PROMPT: All the lines below should appear again unchanged, though their pictures should not.
(DATA SUPPLIED Opens)
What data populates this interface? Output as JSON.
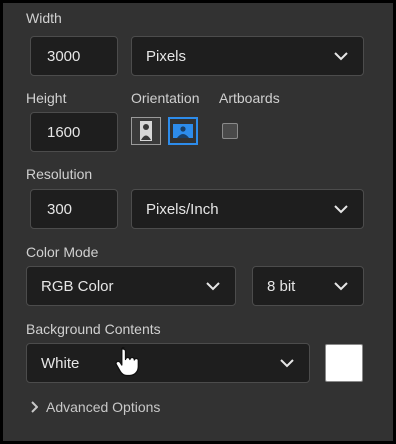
{
  "width": {
    "label": "Width",
    "value": "3000",
    "unit": "Pixels"
  },
  "height": {
    "label": "Height",
    "value": "1600"
  },
  "orientation": {
    "label": "Orientation",
    "selected": "landscape"
  },
  "artboards": {
    "label": "Artboards",
    "checked": false
  },
  "resolution": {
    "label": "Resolution",
    "value": "300",
    "unit": "Pixels/Inch"
  },
  "color_mode": {
    "label": "Color Mode",
    "mode": "RGB Color",
    "depth": "8 bit"
  },
  "background": {
    "label": "Background Contents",
    "value": "White",
    "swatch_color": "#ffffff"
  },
  "advanced": {
    "label": "Advanced Options"
  },
  "colors": {
    "accent": "#2d8ceb",
    "panel": "#323232",
    "field": "#1e1e1e"
  }
}
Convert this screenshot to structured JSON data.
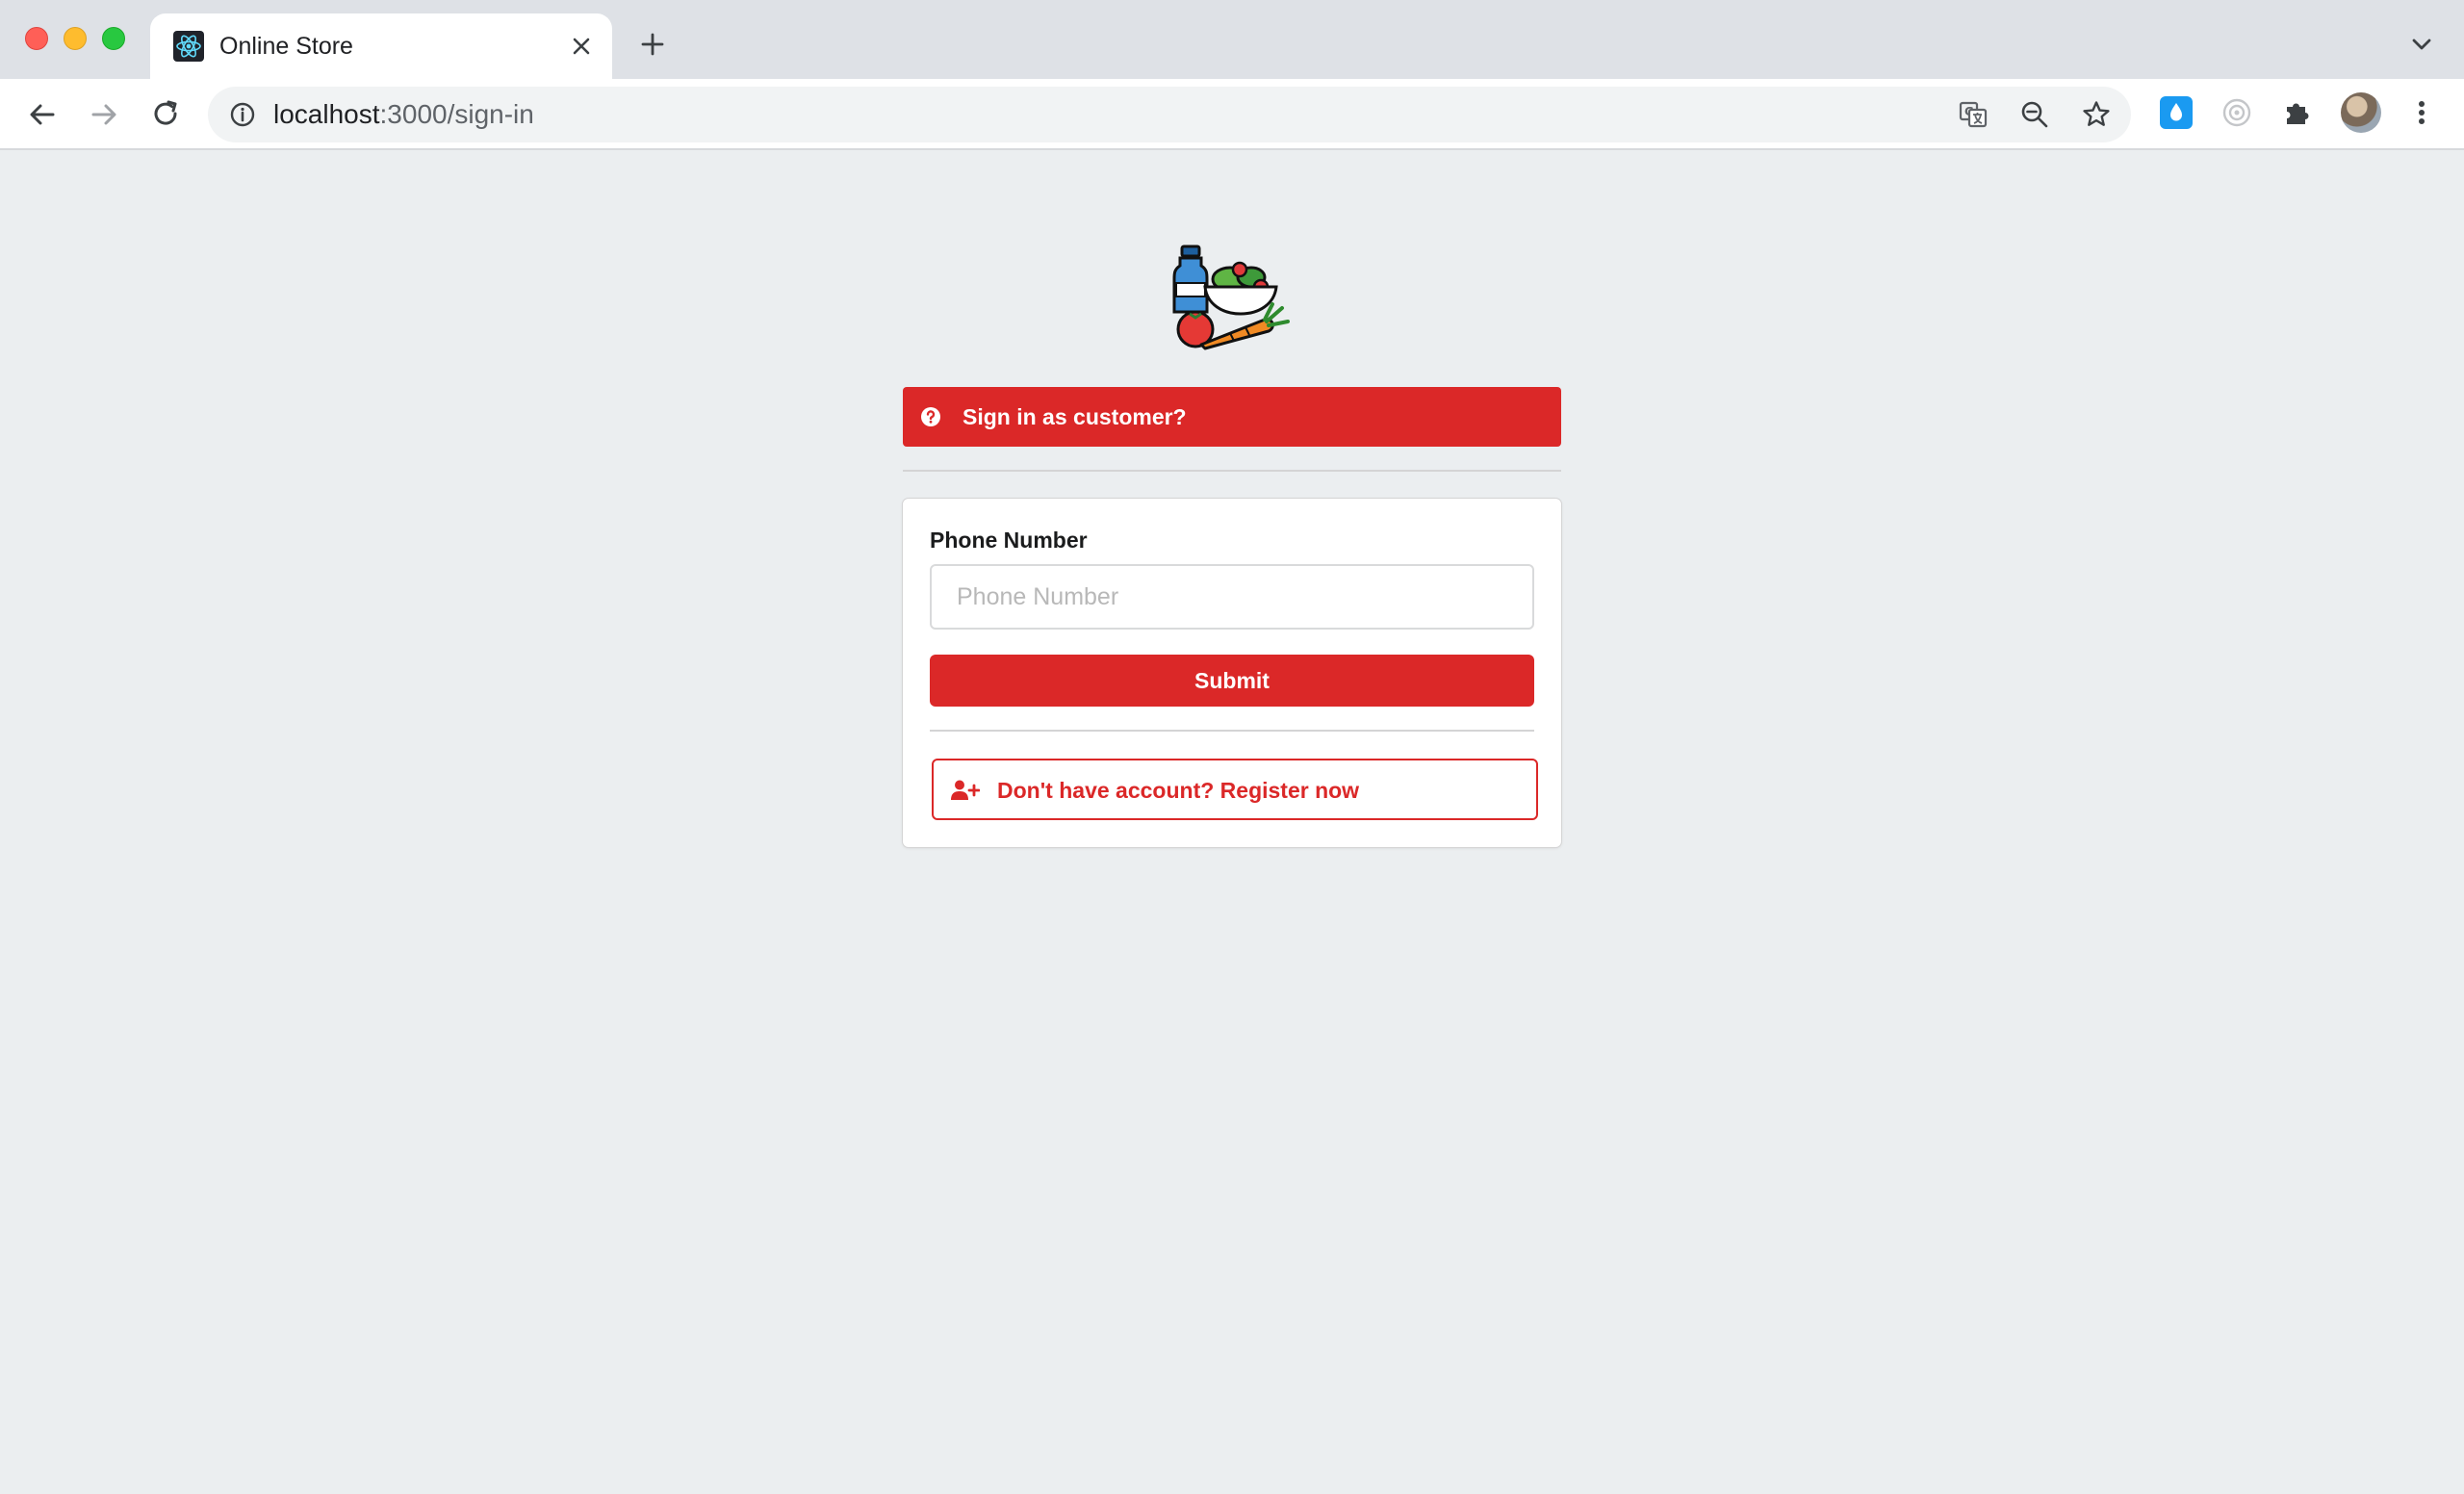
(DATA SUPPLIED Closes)
RESULT:
What data populates this interface? Output as JSON.
{
  "width": {
    "label": "Width",
    "value": "3000",
    "unit": "Pixels"
  },
  "height": {
    "label": "Height",
    "value": "1600"
  },
  "orientation": {
    "label": "Orientation",
    "selected": "landscape"
  },
  "artboards": {
    "label": "Artboards",
    "checked": false
  },
  "resolution": {
    "label": "Resolution",
    "value": "300",
    "unit": "Pixels/Inch"
  },
  "color_mode": {
    "label": "Color Mode",
    "mode": "RGB Color",
    "depth": "8 bit"
  },
  "background": {
    "label": "Background Contents",
    "value": "White",
    "swatch_color": "#ffffff"
  },
  "advanced": {
    "label": "Advanced Options"
  },
  "colors": {
    "accent": "#2d8ceb",
    "panel": "#323232",
    "field": "#1e1e1e"
  }
}
Convert this screenshot to structured JSON data.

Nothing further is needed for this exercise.